[Goal of the exercise] The entries shown next need to be written again word for word.

Entries from a dataset of interfaces
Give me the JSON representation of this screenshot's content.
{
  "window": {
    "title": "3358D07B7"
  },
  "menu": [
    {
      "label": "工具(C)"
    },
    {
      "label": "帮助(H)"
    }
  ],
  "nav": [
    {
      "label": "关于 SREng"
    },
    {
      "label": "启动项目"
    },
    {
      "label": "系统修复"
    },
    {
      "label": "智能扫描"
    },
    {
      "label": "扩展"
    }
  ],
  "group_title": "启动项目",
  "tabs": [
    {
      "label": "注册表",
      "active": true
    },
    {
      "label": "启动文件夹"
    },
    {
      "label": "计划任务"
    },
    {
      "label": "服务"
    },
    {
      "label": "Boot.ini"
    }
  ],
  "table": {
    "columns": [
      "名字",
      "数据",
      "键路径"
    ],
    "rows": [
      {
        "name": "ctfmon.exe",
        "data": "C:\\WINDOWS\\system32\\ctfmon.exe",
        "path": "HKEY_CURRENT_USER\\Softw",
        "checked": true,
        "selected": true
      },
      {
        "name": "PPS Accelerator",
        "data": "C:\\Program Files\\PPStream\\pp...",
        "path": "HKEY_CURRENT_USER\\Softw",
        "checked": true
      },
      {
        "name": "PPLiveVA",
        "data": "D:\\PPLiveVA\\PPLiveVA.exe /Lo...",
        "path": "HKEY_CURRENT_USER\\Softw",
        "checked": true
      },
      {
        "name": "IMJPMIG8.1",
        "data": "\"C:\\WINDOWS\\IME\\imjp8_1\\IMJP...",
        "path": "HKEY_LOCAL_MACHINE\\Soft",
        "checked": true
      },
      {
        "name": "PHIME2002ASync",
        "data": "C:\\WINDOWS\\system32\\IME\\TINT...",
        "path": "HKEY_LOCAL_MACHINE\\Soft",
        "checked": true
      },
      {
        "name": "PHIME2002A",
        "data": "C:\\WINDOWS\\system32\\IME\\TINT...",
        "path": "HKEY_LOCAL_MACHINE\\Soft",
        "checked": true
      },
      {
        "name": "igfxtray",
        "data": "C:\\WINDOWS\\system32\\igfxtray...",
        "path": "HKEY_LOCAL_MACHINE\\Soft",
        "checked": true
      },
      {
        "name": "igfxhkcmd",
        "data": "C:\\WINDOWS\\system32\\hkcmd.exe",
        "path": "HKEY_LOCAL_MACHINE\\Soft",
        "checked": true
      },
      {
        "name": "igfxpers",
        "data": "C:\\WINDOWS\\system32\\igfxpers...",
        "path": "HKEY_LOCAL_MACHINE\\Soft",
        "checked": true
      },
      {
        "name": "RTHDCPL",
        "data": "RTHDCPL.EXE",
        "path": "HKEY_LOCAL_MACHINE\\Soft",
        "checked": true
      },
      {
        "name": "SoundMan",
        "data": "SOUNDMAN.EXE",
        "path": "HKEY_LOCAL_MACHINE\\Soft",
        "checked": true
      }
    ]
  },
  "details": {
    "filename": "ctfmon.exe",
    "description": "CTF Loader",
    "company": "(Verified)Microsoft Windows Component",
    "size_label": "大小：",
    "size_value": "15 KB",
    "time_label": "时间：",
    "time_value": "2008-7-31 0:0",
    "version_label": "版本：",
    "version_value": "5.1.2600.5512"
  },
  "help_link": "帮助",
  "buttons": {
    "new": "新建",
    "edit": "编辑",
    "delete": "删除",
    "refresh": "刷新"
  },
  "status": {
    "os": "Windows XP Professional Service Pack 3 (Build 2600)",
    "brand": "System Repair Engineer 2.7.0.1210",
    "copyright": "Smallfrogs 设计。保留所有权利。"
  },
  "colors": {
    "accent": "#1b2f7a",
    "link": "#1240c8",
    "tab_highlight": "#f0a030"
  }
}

[Exercise output]
Give me the JSON representation of this screenshot's content.
{
  "window": {
    "title": "3358D07B7"
  },
  "menu": [
    {
      "label": "工具(C)"
    },
    {
      "label": "帮助(H)"
    }
  ],
  "nav": [
    {
      "label": "关于 SREng"
    },
    {
      "label": "启动项目"
    },
    {
      "label": "系统修复"
    },
    {
      "label": "智能扫描"
    },
    {
      "label": "扩展"
    }
  ],
  "group_title": "启动项目",
  "tabs": [
    {
      "label": "注册表",
      "active": true
    },
    {
      "label": "启动文件夹"
    },
    {
      "label": "计划任务"
    },
    {
      "label": "服务"
    },
    {
      "label": "Boot.ini"
    }
  ],
  "table": {
    "columns": [
      "名字",
      "数据",
      "键路径"
    ],
    "rows": [
      {
        "name": "ctfmon.exe",
        "data": "C:\\WINDOWS\\system32\\ctfmon.exe",
        "path": "HKEY_CURRENT_USER\\Softw",
        "checked": true,
        "selected": true
      },
      {
        "name": "PPS Accelerator",
        "data": "C:\\Program Files\\PPStream\\pp...",
        "path": "HKEY_CURRENT_USER\\Softw",
        "checked": true
      },
      {
        "name": "PPLiveVA",
        "data": "D:\\PPLiveVA\\PPLiveVA.exe /Lo...",
        "path": "HKEY_CURRENT_USER\\Softw",
        "checked": true
      },
      {
        "name": "IMJPMIG8.1",
        "data": "\"C:\\WINDOWS\\IME\\imjp8_1\\IMJP...",
        "path": "HKEY_LOCAL_MACHINE\\Soft",
        "checked": true
      },
      {
        "name": "PHIME2002ASync",
        "data": "C:\\WINDOWS\\system32\\IME\\TINT...",
        "path": "HKEY_LOCAL_MACHINE\\Soft",
        "checked": true
      },
      {
        "name": "PHIME2002A",
        "data": "C:\\WINDOWS\\system32\\IME\\TINT...",
        "path": "HKEY_LOCAL_MACHINE\\Soft",
        "checked": true
      },
      {
        "name": "igfxtray",
        "data": "C:\\WINDOWS\\system32\\igfxtray...",
        "path": "HKEY_LOCAL_MACHINE\\Soft",
        "checked": true
      },
      {
        "name": "igfxhkcmd",
        "data": "C:\\WINDOWS\\system32\\hkcmd.exe",
        "path": "HKEY_LOCAL_MACHINE\\Soft",
        "checked": true
      },
      {
        "name": "igfxpers",
        "data": "C:\\WINDOWS\\system32\\igfxpers...",
        "path": "HKEY_LOCAL_MACHINE\\Soft",
        "checked": true
      },
      {
        "name": "RTHDCPL",
        "data": "RTHDCPL.EXE",
        "path": "HKEY_LOCAL_MACHINE\\Soft",
        "checked": true
      },
      {
        "name": "SoundMan",
        "data": "SOUNDMAN.EXE",
        "path": "HKEY_LOCAL_MACHINE\\Soft",
        "checked": true
      }
    ]
  },
  "details": {
    "filename": "ctfmon.exe",
    "description": "CTF Loader",
    "company": "(Verified)Microsoft Windows Component",
    "size_label": "大小：",
    "size_value": "15 KB",
    "time_label": "时间：",
    "time_value": "2008-7-31 0:0",
    "version_label": "版本：",
    "version_value": "5.1.2600.5512"
  },
  "help_link": "帮助",
  "buttons": {
    "new": "新建",
    "edit": "编辑",
    "delete": "删除",
    "refresh": "刷新"
  },
  "status": {
    "os": "Windows XP Professional Service Pack 3 (Build 2600)",
    "brand": "System Repair Engineer 2.7.0.1210",
    "copyright": "Smallfrogs 设计。保留所有权利。"
  },
  "colors": {
    "accent": "#1b2f7a",
    "link": "#1240c8",
    "tab_highlight": "#f0a030"
  }
}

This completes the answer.